◆ Work order ◆
Each line below should be written out again exactly.

◆ Dataset rows for apps and sites ◆
####################
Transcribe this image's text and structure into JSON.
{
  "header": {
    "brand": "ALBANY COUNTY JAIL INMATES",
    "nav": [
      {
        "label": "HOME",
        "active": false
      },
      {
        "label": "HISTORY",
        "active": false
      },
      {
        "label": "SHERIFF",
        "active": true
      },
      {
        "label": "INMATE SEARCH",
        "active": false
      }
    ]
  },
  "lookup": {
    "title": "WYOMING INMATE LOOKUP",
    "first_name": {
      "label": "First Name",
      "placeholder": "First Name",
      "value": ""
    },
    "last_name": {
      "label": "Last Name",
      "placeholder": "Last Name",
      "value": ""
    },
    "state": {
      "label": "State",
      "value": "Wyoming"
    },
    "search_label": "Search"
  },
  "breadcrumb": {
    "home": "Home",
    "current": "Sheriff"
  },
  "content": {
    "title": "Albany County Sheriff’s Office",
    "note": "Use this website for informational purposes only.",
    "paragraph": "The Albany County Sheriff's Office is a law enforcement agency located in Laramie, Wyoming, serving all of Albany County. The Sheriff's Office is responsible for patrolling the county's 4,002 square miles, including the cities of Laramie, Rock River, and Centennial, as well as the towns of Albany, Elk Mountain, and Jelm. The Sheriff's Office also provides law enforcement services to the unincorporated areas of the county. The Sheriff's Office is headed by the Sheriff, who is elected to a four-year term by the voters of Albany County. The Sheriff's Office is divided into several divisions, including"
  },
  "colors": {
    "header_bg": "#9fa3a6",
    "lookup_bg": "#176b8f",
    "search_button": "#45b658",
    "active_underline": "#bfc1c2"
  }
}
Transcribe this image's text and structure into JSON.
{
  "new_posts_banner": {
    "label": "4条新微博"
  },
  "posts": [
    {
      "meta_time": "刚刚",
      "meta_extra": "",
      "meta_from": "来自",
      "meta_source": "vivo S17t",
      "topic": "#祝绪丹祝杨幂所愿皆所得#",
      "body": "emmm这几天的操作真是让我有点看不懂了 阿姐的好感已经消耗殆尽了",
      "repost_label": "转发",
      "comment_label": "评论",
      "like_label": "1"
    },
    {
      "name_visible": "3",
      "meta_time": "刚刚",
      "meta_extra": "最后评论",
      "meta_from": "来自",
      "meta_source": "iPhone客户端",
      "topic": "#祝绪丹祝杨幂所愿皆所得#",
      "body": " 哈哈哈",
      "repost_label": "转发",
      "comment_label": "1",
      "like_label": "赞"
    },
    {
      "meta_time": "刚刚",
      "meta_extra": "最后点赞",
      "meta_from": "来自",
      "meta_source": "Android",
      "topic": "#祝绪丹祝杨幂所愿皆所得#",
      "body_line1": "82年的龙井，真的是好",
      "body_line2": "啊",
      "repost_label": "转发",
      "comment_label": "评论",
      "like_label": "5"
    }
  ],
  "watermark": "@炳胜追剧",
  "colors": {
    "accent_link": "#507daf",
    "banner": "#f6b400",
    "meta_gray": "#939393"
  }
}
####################
◆ Written answer ◆
Transcribe this image's text and structure into JSON.
{
  "header": {
    "brand": "ALBANY COUNTY JAIL INMATES",
    "nav": [
      {
        "label": "HOME",
        "active": false
      },
      {
        "label": "HISTORY",
        "active": false
      },
      {
        "label": "SHERIFF",
        "active": true
      },
      {
        "label": "INMATE SEARCH",
        "active": false
      }
    ]
  },
  "lookup": {
    "title": "WYOMING INMATE LOOKUP",
    "first_name": {
      "label": "First Name",
      "placeholder": "First Name",
      "value": ""
    },
    "last_name": {
      "label": "Last Name",
      "placeholder": "Last Name",
      "value": ""
    },
    "state": {
      "label": "State",
      "value": "Wyoming"
    },
    "search_label": "Search"
  },
  "breadcrumb": {
    "home": "Home",
    "current": "Sheriff"
  },
  "content": {
    "title": "Albany County Sheriff’s Office",
    "note": "Use this website for informational purposes only.",
    "paragraph": "The Albany County Sheriff's Office is a law enforcement agency located in Laramie, Wyoming, serving all of Albany County. The Sheriff's Office is responsible for patrolling the county's 4,002 square miles, including the cities of Laramie, Rock River, and Centennial, as well as the towns of Albany, Elk Mountain, and Jelm. The Sheriff's Office also provides law enforcement services to the unincorporated areas of the county. The Sheriff's Office is headed by the Sheriff, who is elected to a four-year term by the voters of Albany County. The Sheriff's Office is divided into several divisions, including"
  },
  "colors": {
    "header_bg": "#9fa3a6",
    "lookup_bg": "#176b8f",
    "search_button": "#45b658",
    "active_underline": "#bfc1c2"
  }
}
Transcribe this image's text and structure into JSON.
{
  "new_posts_banner": {
    "label": "4条新微博"
  },
  "posts": [
    {
      "meta_time": "刚刚",
      "meta_extra": "",
      "meta_from": "来自",
      "meta_source": "vivo S17t",
      "topic": "#祝绪丹祝杨幂所愿皆所得#",
      "body": "emmm这几天的操作真是让我有点看不懂了 阿姐的好感已经消耗殆尽了",
      "repost_label": "转发",
      "comment_label": "评论",
      "like_label": "1"
    },
    {
      "name_visible": "3",
      "meta_time": "刚刚",
      "meta_extra": "最后评论",
      "meta_from": "来自",
      "meta_source": "iPhone客户端",
      "topic": "#祝绪丹祝杨幂所愿皆所得#",
      "body": " 哈哈哈",
      "repost_label": "转发",
      "comment_label": "1",
      "like_label": "赞"
    },
    {
      "meta_time": "刚刚",
      "meta_extra": "最后点赞",
      "meta_from": "来自",
      "meta_source": "Android",
      "topic": "#祝绪丹祝杨幂所愿皆所得#",
      "body_line1": "82年的龙井，真的是好",
      "body_line2": "啊",
      "repost_label": "转发",
      "comment_label": "评论",
      "like_label": "5"
    }
  ],
  "watermark": "@炳胜追剧",
  "colors": {
    "accent_link": "#507daf",
    "banner": "#f6b400",
    "meta_gray": "#939393"
  }
}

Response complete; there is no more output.